Data items:
- - - - -
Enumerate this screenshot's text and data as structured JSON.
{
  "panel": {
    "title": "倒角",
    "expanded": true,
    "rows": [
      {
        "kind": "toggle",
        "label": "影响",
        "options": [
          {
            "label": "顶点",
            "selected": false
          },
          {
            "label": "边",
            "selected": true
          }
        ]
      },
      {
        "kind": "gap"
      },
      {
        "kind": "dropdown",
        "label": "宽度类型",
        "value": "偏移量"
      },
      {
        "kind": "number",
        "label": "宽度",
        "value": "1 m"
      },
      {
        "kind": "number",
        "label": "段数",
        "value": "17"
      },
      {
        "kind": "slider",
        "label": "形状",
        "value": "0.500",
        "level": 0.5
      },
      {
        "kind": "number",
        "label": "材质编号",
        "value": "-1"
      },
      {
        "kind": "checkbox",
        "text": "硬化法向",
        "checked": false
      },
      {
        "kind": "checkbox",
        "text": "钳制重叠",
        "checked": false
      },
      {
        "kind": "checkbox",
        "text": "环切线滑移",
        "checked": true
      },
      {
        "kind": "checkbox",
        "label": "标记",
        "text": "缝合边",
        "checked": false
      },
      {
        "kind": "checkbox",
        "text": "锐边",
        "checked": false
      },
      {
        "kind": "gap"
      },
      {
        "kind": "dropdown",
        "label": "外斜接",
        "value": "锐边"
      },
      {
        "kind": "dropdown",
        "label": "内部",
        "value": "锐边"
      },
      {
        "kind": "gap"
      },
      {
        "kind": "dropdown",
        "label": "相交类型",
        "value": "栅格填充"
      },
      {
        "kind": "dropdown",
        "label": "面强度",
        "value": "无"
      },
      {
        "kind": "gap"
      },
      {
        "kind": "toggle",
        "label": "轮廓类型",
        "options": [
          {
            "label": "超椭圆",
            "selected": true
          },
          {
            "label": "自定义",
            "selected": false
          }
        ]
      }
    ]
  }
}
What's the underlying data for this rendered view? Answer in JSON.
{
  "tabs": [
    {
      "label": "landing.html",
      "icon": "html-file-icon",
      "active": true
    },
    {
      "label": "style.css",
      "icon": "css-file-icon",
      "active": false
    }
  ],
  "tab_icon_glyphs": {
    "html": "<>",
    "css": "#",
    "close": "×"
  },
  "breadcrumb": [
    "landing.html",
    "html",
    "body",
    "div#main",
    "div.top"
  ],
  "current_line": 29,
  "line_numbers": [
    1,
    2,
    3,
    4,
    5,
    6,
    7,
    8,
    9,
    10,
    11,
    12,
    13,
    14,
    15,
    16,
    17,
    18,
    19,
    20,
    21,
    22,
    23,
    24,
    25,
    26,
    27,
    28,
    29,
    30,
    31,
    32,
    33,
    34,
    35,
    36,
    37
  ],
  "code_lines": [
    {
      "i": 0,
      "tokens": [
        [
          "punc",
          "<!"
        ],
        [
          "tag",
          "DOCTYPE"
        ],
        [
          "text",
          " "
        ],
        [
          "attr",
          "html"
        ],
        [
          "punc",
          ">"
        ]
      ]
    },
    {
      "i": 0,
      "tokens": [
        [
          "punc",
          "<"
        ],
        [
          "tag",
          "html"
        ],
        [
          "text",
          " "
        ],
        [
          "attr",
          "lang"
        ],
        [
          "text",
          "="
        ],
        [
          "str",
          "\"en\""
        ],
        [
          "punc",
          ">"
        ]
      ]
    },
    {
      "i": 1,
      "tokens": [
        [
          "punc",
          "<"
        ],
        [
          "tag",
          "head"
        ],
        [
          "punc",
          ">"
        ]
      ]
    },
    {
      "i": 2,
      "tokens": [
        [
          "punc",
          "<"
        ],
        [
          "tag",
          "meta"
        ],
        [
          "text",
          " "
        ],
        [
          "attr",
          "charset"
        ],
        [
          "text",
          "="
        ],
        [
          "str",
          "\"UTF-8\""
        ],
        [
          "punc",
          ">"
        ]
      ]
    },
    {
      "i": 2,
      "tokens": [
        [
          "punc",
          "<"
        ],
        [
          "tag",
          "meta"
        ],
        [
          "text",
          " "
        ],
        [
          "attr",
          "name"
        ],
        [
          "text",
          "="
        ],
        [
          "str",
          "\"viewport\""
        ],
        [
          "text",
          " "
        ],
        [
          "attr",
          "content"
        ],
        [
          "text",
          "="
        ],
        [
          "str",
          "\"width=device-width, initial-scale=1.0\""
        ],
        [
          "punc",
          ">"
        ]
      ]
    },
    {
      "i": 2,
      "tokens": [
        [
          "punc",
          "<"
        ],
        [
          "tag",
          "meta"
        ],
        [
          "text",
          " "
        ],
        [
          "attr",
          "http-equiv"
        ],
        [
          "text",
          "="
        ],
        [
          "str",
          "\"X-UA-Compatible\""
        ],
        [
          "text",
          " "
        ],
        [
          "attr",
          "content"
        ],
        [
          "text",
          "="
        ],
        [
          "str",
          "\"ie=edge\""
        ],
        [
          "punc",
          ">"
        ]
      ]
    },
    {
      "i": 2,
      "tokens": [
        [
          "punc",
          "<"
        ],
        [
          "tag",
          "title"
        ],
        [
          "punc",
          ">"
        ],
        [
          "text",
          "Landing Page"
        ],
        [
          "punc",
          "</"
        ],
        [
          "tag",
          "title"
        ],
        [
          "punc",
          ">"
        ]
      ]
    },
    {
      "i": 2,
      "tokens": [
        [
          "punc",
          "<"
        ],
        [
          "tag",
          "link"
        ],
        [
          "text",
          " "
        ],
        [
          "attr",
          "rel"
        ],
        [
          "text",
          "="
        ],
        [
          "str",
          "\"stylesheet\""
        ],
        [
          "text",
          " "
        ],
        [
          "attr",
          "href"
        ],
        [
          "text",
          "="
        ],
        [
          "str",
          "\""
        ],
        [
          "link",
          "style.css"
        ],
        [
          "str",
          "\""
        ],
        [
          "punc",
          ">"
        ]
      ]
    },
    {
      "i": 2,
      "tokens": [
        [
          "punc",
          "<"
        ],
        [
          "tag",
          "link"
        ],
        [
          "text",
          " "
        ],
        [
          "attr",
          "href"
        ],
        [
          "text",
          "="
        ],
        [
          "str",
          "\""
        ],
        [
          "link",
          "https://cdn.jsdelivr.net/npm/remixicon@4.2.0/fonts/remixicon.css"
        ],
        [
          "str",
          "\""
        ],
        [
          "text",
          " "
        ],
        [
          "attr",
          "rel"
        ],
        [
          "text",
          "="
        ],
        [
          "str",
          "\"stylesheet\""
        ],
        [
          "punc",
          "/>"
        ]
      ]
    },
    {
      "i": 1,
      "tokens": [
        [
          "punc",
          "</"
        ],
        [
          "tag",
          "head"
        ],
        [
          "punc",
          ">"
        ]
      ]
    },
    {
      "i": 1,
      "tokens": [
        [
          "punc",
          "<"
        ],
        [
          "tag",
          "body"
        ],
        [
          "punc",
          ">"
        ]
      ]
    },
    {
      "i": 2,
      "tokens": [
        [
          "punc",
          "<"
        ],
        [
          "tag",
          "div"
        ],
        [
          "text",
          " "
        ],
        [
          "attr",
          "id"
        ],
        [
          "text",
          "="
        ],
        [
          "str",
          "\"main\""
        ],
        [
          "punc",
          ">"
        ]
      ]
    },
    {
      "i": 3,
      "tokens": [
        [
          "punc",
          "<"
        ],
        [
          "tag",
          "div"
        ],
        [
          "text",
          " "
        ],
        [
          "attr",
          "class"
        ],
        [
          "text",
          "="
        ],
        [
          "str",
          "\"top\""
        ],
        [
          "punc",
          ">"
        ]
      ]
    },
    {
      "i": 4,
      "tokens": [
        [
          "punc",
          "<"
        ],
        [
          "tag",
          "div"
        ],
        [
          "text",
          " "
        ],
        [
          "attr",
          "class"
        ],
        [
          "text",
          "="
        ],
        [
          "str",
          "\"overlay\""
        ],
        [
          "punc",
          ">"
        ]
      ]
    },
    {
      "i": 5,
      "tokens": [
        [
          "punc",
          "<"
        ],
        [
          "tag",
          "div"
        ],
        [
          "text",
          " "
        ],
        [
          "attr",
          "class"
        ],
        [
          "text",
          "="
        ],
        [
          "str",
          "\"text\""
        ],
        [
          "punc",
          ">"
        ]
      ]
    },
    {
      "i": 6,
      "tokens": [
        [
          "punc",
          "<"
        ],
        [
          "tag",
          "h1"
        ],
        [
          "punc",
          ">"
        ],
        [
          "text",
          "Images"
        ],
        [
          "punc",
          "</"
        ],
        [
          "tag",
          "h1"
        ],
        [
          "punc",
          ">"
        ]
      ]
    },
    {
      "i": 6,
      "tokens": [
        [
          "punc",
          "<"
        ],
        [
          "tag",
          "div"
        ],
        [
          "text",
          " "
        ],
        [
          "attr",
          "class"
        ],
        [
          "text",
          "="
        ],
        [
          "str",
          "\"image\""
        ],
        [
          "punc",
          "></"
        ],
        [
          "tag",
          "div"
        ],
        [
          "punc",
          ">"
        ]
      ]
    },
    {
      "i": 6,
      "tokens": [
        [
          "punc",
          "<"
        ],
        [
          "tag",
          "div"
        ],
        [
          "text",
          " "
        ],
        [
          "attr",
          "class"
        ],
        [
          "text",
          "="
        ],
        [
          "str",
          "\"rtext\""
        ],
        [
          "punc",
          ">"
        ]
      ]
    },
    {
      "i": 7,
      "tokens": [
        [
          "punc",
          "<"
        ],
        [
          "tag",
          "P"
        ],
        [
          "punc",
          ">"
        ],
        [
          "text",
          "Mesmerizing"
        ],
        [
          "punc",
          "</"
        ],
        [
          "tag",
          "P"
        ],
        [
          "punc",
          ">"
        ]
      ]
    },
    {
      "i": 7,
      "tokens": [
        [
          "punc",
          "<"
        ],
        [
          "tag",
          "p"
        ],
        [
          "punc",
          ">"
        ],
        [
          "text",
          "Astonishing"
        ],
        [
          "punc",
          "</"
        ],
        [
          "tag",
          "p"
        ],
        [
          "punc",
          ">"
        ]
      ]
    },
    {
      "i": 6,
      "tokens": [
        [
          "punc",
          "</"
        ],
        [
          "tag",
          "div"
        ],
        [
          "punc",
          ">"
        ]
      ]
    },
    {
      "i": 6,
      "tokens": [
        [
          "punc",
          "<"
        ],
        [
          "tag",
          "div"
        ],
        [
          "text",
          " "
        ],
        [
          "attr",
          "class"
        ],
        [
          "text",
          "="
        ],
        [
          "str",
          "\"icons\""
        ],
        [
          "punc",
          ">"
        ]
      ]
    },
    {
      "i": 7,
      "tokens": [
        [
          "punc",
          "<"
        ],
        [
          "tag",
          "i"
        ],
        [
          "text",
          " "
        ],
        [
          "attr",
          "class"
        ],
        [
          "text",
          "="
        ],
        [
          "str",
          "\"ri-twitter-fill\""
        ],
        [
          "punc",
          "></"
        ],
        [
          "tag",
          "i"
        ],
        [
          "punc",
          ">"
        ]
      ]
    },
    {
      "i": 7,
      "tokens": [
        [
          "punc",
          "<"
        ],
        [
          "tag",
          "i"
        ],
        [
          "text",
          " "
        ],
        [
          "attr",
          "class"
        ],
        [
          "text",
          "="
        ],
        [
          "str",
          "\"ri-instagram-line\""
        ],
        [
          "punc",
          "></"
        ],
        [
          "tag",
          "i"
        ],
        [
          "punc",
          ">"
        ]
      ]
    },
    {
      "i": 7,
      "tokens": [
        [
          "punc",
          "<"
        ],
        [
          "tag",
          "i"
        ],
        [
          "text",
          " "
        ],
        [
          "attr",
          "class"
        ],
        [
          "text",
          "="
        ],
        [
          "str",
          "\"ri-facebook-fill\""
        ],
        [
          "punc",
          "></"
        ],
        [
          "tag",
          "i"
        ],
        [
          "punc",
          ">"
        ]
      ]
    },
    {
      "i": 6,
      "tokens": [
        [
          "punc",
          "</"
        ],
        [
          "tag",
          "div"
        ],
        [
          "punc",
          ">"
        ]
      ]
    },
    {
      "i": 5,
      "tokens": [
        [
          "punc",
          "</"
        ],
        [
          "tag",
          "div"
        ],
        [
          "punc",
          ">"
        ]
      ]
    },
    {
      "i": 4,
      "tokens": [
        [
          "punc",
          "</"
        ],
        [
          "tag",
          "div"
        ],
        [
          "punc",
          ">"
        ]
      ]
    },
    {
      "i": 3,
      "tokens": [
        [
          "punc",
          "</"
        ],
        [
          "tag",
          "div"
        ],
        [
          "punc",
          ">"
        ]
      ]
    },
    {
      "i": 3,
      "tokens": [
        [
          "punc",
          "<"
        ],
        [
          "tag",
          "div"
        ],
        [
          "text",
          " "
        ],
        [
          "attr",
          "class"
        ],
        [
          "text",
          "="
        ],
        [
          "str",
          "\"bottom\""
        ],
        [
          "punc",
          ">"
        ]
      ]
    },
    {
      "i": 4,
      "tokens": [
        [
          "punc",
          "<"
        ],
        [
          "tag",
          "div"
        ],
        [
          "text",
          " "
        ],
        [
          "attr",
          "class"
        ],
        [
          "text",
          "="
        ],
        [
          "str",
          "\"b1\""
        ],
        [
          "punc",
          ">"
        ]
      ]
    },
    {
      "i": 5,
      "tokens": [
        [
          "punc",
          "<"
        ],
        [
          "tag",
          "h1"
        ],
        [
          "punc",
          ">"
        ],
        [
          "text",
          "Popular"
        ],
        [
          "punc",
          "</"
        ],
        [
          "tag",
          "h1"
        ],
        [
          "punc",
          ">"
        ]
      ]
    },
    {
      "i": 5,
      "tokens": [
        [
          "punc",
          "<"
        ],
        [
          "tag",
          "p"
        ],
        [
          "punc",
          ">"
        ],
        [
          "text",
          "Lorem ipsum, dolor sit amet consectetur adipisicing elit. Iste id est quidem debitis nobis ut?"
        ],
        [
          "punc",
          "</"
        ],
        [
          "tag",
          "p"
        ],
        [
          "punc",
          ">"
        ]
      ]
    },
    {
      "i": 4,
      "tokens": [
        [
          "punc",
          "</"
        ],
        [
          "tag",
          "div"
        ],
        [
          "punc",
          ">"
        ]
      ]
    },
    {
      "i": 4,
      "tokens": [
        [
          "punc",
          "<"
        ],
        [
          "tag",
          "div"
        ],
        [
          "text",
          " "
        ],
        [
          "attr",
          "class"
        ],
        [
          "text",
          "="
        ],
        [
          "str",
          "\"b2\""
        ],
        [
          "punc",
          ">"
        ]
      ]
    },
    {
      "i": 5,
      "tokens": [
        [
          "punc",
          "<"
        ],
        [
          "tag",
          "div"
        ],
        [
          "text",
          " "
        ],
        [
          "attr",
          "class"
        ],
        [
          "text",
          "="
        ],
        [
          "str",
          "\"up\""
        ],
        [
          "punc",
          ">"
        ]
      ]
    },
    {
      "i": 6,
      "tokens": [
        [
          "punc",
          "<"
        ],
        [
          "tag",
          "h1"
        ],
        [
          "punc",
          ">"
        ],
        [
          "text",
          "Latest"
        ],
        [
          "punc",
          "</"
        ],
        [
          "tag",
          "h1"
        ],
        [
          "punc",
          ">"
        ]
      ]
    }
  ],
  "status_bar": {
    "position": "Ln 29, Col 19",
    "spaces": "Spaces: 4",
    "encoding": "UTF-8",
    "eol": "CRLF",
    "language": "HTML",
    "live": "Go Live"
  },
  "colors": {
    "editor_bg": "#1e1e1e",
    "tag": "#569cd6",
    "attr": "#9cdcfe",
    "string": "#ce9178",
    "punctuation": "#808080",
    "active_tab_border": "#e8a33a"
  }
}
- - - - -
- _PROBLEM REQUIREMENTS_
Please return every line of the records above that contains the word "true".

- _REPLY TO THE TASK_
    "expanded": true,
            "selected": true
        "checked": true
            "selected": true
      "active": true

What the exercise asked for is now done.